a movable fragment of synovial membrane, cartilage or other body within a joint; usually associated with degenerative osteoarthritis and osteochondritis dissecans.
similar in many ways to wild mice, but selectively bred to be of a consistent type for experimental work under laboratory conditions. Many lines are closely inbred to produce selected genetic characteristics that make them develop certain diseases or biochemical abnormalities. Most laboratory mice are white, but some colored varieties exist.
mouse lactic dehydrogenase elevating virus
an arterivirus, originally isolated as a contaminant of transplantable mouse tumor cells.

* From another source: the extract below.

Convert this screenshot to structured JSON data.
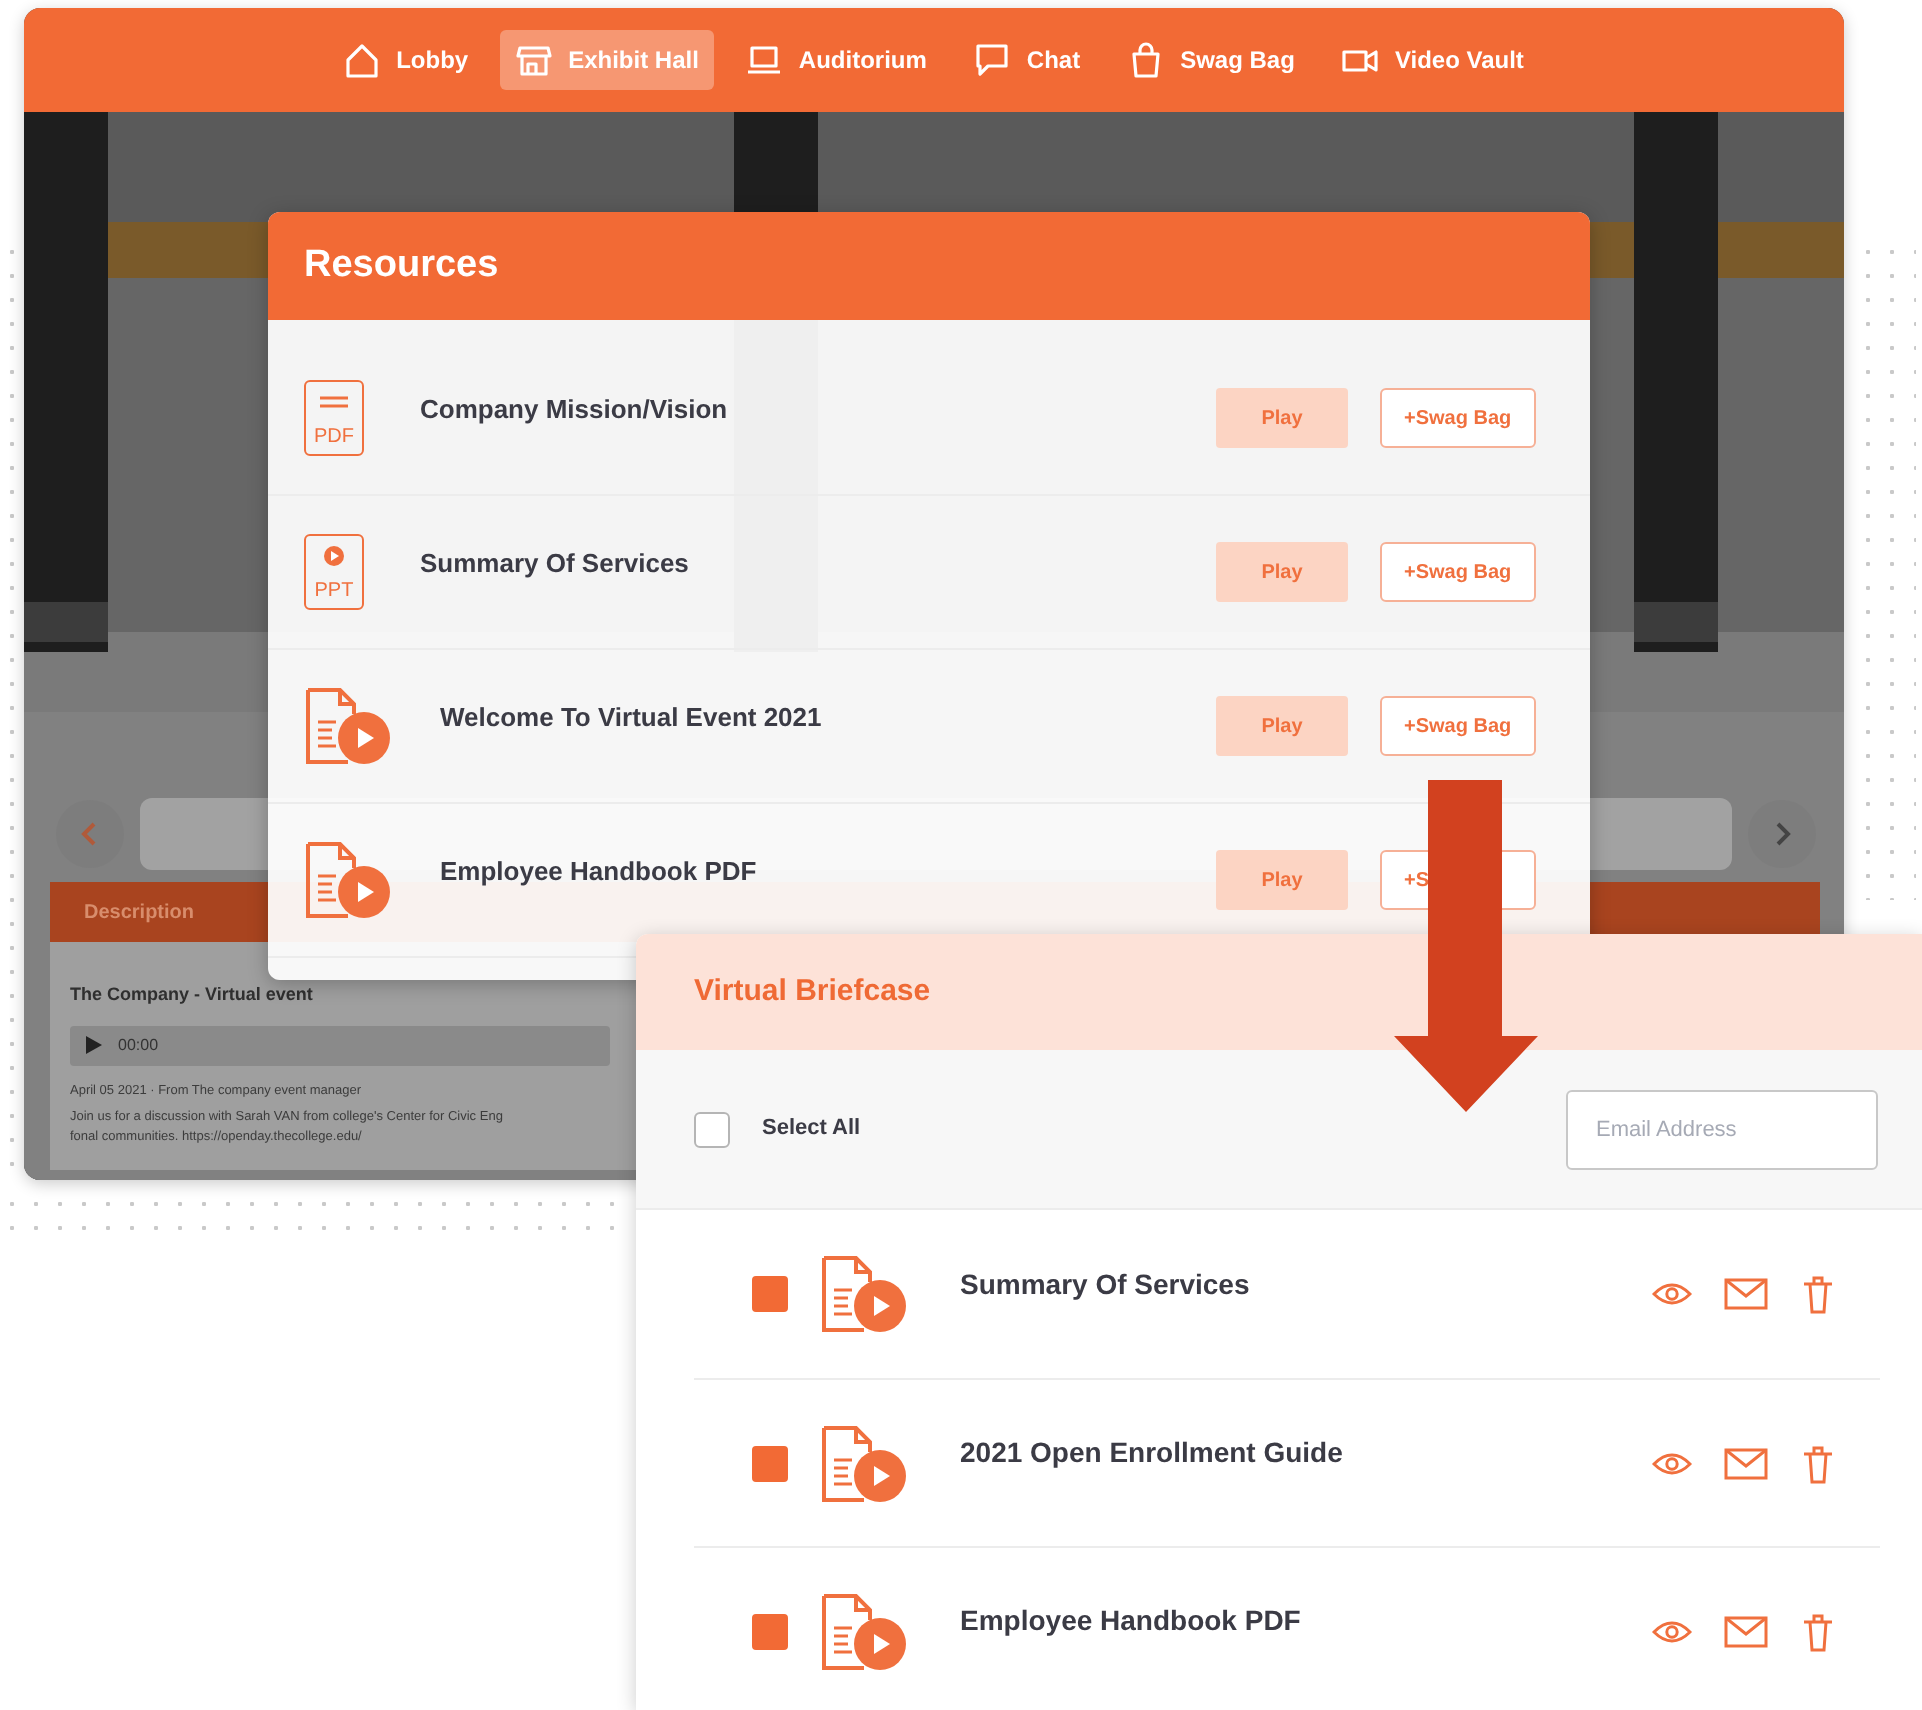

Subsequently found to cause life-long viremia associated with elevated blood levels of lactic dehydrogenase, but no clinical disease.
an insectivorous, mouse-like member of the subfamily Phascogalinae; the smallest of existing marsupials.
see minute mouse virus.
a free body in the peritoneal cavity, probably a small detached mass or omentum, sometimes visible radiographically.
mouse pneumonia virus
a pneumovirus that causes chronic illness and emaciation in athymic mice, but subclinical infection in others.
a picornavirus disease causing generalized paralysis in older mice (6 to 10 weeks) and encephalitis in younger mice (up to 30 days). Called also theiler's disease.
see ectromelia (2).
spiny pocket mouse
small rodent with large food pockets in its cheeks; called also Perognathus spinatus.
infection by Salmonella enteritidis.
see peromyscus leucopus.